- Exercise
Would you extract the whole listing below and retype it exactly?

- Task input
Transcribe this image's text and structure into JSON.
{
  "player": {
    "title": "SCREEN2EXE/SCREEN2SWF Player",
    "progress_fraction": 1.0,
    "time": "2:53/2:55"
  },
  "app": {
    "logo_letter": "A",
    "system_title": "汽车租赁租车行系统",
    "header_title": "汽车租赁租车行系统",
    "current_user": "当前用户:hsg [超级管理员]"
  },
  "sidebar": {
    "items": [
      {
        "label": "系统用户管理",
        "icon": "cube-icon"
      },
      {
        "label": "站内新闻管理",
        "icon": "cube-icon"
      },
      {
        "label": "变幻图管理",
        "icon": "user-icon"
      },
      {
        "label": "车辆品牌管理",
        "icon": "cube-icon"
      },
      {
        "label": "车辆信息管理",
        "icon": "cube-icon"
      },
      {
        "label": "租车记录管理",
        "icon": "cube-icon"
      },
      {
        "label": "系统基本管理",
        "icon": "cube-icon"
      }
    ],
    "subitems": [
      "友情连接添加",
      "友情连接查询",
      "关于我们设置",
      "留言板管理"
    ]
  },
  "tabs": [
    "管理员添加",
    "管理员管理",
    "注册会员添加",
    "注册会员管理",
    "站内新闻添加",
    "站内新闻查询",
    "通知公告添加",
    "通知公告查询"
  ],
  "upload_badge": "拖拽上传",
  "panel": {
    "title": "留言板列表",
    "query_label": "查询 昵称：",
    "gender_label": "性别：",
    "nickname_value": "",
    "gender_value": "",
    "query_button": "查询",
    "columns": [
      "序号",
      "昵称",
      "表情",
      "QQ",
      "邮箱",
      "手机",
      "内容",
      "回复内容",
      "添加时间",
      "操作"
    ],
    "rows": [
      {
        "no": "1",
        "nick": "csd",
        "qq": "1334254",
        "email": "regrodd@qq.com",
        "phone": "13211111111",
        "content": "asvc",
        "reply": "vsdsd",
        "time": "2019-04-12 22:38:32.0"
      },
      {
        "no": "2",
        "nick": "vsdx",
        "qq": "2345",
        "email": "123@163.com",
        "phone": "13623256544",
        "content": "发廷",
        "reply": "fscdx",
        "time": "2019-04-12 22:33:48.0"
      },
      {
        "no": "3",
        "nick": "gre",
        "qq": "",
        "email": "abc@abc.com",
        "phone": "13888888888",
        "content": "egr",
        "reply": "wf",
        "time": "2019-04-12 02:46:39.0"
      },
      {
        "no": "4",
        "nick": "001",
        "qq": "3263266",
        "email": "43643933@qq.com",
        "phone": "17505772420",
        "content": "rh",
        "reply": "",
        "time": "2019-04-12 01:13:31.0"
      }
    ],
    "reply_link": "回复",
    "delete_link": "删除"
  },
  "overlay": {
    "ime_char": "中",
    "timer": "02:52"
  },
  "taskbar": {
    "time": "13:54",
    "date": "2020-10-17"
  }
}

- Task response
Transcribe this image's text and structure into JSON.
{
  "player": {
    "title": "SCREEN2EXE/SCREEN2SWF Player",
    "progress_fraction": 1.0,
    "time": "2:53/2:55"
  },
  "app": {
    "logo_letter": "A",
    "system_title": "汽车租赁租车行系统",
    "header_title": "汽车租赁租车行系统",
    "current_user": "当前用户:hsg [超级管理员]"
  },
  "sidebar": {
    "items": [
      {
        "label": "系统用户管理",
        "icon": "cube-icon"
      },
      {
        "label": "站内新闻管理",
        "icon": "cube-icon"
      },
      {
        "label": "变幻图管理",
        "icon": "user-icon"
      },
      {
        "label": "车辆品牌管理",
        "icon": "cube-icon"
      },
      {
        "label": "车辆信息管理",
        "icon": "cube-icon"
      },
      {
        "label": "租车记录管理",
        "icon": "cube-icon"
      },
      {
        "label": "系统基本管理",
        "icon": "cube-icon"
      }
    ],
    "subitems": [
      "友情连接添加",
      "友情连接查询",
      "关于我们设置",
      "留言板管理"
    ]
  },
  "tabs": [
    "管理员添加",
    "管理员管理",
    "注册会员添加",
    "注册会员管理",
    "站内新闻添加",
    "站内新闻查询",
    "通知公告添加",
    "通知公告查询"
  ],
  "upload_badge": "拖拽上传",
  "panel": {
    "title": "留言板列表",
    "query_label": "查询 昵称：",
    "gender_label": "性别：",
    "nickname_value": "",
    "gender_value": "",
    "query_button": "查询",
    "columns": [
      "序号",
      "昵称",
      "表情",
      "QQ",
      "邮箱",
      "手机",
      "内容",
      "回复内容",
      "添加时间",
      "操作"
    ],
    "rows": [
      {
        "no": "1",
        "nick": "csd",
        "qq": "1334254",
        "email": "regrodd@qq.com",
        "phone": "13211111111",
        "content": "asvc",
        "reply": "vsdsd",
        "time": "2019-04-12 22:38:32.0"
      },
      {
        "no": "2",
        "nick": "vsdx",
        "qq": "2345",
        "email": "123@163.com",
        "phone": "13623256544",
        "content": "发廷",
        "reply": "fscdx",
        "time": "2019-04-12 22:33:48.0"
      },
      {
        "no": "3",
        "nick": "gre",
        "qq": "",
        "email": "abc@abc.com",
        "phone": "13888888888",
        "content": "egr",
        "reply": "wf",
        "time": "2019-04-12 02:46:39.0"
      },
      {
        "no": "4",
        "nick": "001",
        "qq": "3263266",
        "email": "43643933@qq.com",
        "phone": "17505772420",
        "content": "rh",
        "reply": "",
        "time": "2019-04-12 01:13:31.0"
      }
    ],
    "reply_link": "回复",
    "delete_link": "删除"
  },
  "overlay": {
    "ime_char": "中",
    "timer": "02:52"
  },
  "taskbar": {
    "time": "13:54",
    "date": "2020-10-17"
  }
}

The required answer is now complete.